Given this uncertainty, it is amazing that the Hufeland Klinik make such bold claims on their website. They make it clear that their aim is to treat cancer using ‘naturopathic’ means. They focus on ‘detoxification’ – a pseudoscientific concept that has no real meaning. Their description of their diet approach looks like nothing much more than the usual nutritionist nonsense – raw vegetables – an obsession with drinking lots – juicing – and an irrational intolerance of sugar.

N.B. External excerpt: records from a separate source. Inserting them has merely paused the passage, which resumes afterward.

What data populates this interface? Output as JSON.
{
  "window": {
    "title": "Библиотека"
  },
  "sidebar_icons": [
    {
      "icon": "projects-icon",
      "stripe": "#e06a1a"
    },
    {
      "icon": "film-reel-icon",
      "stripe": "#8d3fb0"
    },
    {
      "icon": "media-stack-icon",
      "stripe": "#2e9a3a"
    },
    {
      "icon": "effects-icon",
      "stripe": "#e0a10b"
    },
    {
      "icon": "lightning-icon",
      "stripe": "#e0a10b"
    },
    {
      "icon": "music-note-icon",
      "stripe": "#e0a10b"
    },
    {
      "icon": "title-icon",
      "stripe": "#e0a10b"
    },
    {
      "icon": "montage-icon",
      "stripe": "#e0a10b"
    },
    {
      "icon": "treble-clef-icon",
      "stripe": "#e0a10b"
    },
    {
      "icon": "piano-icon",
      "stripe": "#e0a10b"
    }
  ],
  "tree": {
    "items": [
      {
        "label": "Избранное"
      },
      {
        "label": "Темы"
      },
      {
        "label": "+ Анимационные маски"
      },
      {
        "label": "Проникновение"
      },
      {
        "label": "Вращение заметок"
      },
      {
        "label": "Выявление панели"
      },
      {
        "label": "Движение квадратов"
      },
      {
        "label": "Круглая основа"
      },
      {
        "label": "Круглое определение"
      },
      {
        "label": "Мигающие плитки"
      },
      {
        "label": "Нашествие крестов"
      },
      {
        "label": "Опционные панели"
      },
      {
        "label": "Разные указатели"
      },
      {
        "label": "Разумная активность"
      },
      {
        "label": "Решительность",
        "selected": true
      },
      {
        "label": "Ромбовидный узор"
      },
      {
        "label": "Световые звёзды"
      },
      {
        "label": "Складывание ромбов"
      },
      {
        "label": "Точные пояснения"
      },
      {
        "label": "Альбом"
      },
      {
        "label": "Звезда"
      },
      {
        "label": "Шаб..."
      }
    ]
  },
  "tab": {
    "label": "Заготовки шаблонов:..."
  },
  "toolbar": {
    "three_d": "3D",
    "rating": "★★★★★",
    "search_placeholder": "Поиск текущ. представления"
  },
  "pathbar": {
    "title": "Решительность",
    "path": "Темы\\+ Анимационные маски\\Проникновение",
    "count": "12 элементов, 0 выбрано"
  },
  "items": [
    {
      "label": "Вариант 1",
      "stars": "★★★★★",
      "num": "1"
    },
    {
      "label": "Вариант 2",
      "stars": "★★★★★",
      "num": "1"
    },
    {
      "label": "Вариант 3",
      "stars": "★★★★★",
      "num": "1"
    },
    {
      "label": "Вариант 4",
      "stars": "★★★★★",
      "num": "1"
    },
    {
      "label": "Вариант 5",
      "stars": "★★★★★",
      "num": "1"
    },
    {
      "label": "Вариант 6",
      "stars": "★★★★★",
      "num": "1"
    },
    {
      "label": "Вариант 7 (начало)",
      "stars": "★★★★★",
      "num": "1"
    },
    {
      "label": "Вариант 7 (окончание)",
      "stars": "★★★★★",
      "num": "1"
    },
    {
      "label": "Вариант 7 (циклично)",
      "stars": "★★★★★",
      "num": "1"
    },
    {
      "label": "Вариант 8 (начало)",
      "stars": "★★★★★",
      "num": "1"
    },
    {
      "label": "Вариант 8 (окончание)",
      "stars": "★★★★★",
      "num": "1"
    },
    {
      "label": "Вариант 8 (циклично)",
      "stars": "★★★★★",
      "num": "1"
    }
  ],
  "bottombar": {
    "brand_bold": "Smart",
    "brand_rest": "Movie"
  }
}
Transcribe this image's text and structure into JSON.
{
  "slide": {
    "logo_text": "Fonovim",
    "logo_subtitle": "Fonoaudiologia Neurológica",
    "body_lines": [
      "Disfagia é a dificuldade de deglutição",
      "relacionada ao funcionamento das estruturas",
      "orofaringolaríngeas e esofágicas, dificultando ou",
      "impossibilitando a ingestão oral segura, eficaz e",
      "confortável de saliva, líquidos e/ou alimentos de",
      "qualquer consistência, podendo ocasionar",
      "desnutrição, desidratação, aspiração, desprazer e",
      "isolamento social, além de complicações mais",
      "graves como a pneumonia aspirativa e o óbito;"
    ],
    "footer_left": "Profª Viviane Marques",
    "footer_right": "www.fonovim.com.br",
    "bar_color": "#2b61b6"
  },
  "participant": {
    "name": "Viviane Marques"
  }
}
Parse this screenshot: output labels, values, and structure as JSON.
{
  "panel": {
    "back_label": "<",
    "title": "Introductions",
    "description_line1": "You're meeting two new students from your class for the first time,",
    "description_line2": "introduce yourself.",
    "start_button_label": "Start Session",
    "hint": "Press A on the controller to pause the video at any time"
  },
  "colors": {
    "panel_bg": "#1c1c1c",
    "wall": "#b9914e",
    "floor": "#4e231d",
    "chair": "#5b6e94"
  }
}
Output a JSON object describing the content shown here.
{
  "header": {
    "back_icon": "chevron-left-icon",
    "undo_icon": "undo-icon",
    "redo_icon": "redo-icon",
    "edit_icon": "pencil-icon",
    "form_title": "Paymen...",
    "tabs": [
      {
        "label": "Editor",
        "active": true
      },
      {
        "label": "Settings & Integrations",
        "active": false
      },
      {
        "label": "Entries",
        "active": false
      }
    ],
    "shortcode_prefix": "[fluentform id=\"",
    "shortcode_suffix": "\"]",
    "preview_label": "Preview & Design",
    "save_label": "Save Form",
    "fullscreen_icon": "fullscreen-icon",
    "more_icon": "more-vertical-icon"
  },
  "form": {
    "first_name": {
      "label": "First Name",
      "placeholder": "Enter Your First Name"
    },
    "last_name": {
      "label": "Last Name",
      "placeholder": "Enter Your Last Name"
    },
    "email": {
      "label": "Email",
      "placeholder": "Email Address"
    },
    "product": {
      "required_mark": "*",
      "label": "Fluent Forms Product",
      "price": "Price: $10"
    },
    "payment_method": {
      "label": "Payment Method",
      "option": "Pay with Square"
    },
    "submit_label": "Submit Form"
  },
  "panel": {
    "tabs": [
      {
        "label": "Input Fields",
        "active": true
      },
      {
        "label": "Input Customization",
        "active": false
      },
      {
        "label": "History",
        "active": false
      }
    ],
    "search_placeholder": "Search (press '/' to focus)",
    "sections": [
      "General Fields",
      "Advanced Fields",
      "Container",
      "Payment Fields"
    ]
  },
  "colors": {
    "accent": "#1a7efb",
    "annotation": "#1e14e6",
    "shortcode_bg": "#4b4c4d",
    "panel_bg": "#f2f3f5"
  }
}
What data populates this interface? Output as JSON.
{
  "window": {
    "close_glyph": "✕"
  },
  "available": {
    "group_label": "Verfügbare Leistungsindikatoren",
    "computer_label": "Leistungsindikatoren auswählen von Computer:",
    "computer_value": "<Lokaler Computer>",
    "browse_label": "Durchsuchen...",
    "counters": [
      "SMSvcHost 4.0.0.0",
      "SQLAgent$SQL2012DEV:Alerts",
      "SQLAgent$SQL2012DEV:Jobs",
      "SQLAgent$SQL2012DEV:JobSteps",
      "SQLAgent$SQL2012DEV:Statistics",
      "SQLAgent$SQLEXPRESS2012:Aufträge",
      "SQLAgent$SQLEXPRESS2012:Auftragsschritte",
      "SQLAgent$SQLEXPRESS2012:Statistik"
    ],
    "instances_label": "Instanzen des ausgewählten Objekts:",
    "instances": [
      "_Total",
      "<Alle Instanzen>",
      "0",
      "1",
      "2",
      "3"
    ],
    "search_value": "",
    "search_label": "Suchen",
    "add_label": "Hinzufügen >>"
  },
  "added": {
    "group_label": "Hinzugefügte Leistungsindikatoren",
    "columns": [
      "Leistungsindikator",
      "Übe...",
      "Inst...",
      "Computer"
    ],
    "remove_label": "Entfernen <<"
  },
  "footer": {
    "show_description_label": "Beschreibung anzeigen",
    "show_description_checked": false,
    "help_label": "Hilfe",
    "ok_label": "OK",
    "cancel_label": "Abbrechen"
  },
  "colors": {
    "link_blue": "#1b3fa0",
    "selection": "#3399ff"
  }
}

Their description of their ‘Biological Therapy’ lists a set of treatments that are common in naturopathic clinics, such as High Dose Intravenous Vitamin C, Ozone Therapy and enemas. Not only are these treatments without any meaningful scientific evidence base or rationale, they can also be harmful. Naturopathic treatment is not a scientific approach to medicine and is regarded as quackery. As alternative medicine expert, Edzard Ernst, says The German ‘Heilpraktiker (Naturopath)’ is a relic from the Nazis that endangers public health”.
Other treatments on the Hufeland Klinik website raise concerns. Fever Therapy infects the patient with ‘bacterial lipopolysaccharides’ in order to induce a fever. This is done to ‘heat the tumour to 43°C’ in order to kill it. Rudolf Steiner’s occult mistletoe cancer treatment is also used. Despite many trials, this treatment has not proven to be effective and can harm. Other odd therapies include ‘Brainlight’, ‘chromotherapy’ and ‘Kneipp Therapy’ which consists of naturopathic classics such as hydrotherapy (water treatment), herbs and vitamins.
It does look as if the Hufeland Klinik offers a set of treatments that are either discredited, unproven, useless or even dangerous. If these treatments are really costing this poor family £60,000 then it does look hard to justify this money and those donating to the appeal are being misled. It is a shame such sums raised could not be used to help the family through what must be a devastating period of their lives. Work must be suffering and no doubt such sums could go a long way to providing practical support and care in their own home. Attending this clinic will most likely not offer hope but add to the series of awful experiences being suffered by the child.
The newspaper must bear some responsibility here. Without their uncritical reporting it would be harder to raise money. One would have thought that the first thing a journalist would do when presented with a ‘miracle cure’ type story would be check out the evidence for any claims. But in my experience this is almost never done. The papers love to run with the trope of an NHS that refuses to pay for ‘innovative’ treatments, doctors that are unable to think outside of their narrow treatments and a brave family battling this medical and social conservatism. But this trope is a myth. If the NHS does not provide a treatment it is almost always because it is not evidence-based, or is still in development or there are more cost-effective alternatives. Sometimes it might be right for someone to raise money to travel overseas for treatment, but again, this would almost always be in the context of taking part in a trial and money being required for hotels and other support during therapy. We saw a few years ago how the British press helped fund people to attend the notorious Texan cancer quack, Burzynski. Nothing has changed.
Families in this terrible situation need all the support society can offer them. Some of that will involve helping them to navigate through the myriad of cruel and deceptive claims made on the web by peddlers of false hope and impossible miracles. We are badly served by our newspapers who refuse to engage in that difficult, sensitive and important conversation.